Several vulnerable Democrats are standing firmly behind the bill, as is Rep. John Dingell (Mich.), the dean of the Democratic delegation and a strong advocate of gun rights.
In addition, Rep. Walt Minnick (Idaho), the only Democrat to win backing from the Tea Party movement and a major GOP target this cycle, said he planned to vote in favor of the measure.
On Tuesday, voters in the Idaho primary chose Tea Party-backed state Rep. Raul Labrador as their candidate in the general election over Vaughn Ward, who was seen as a rising star among the Republican establishment.
Minnick, who voted against the stimulus, healthcare reform and climate change legislation, has taken political donations from the U.S. Chamber in the past and last year won a “Spirit of Enterprise” award for his record in Congress.
“If this is what they want to target me for instead of real votes that would hurt business, then so be it,” Minnick said. “I think voters in my district realize the truth about campaign finance — that there should be less money in politics, not more.”
The high court’s decision earlier this year lifted limits on corporate, trade association and union funding of political advertisements.
Critics of the ruling, including Obama, have argued that it will open the floodgates for funding of political ads by shadow groups taking money from corporations and unions.
The Disclose Act attempts to force the groups to disclose exactly where the money for the ads is coming from by forcing corporate and union officials, as well as their top donors, to stand by their ads and disclose their identities in the ads, just as federal politicians must do.
Rep. Jim Himes, a freshman Democrat from Connecticut who faces a challenging reelection in a district previously held by veteran GOP Rep. Christopher Shays, is a former banker at Goldman Sachs.

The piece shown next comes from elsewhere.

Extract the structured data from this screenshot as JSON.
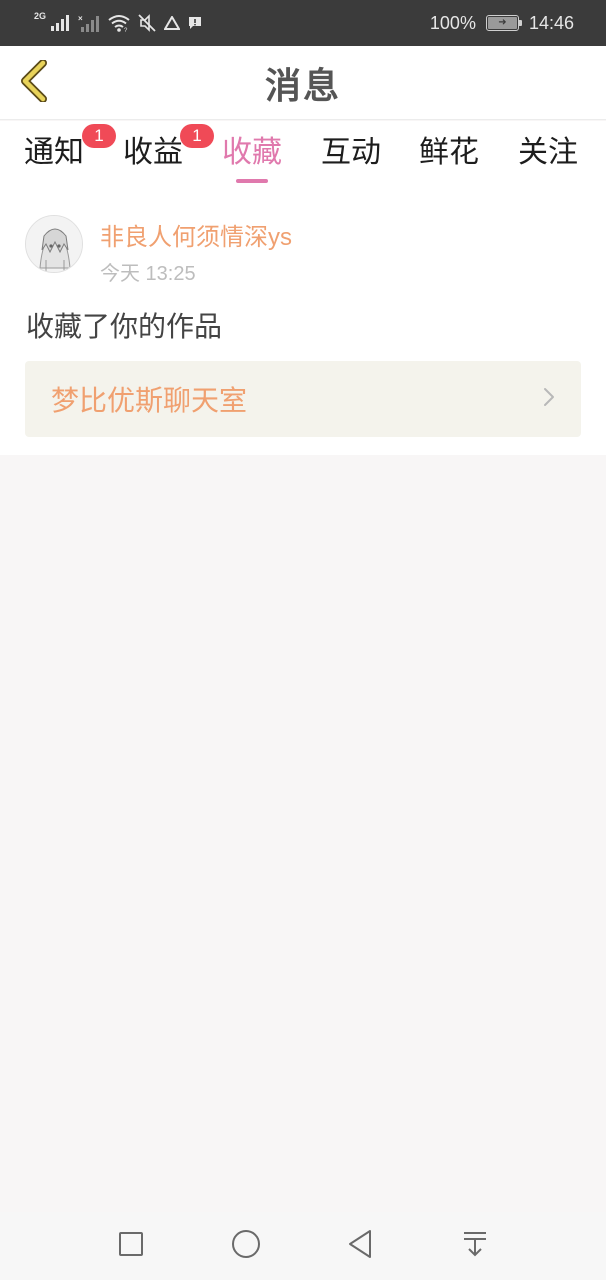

He says he considers himself an ally of the business community, but does not take kindly to threats by the U.S. Chamber against supporting the Disclose bill.
Himes, who signed on as a co-sponsor, said he’s willing to lose his seat over the issue of campaign finance reform.
“It’s just that important for the integrity of our political system,” he said.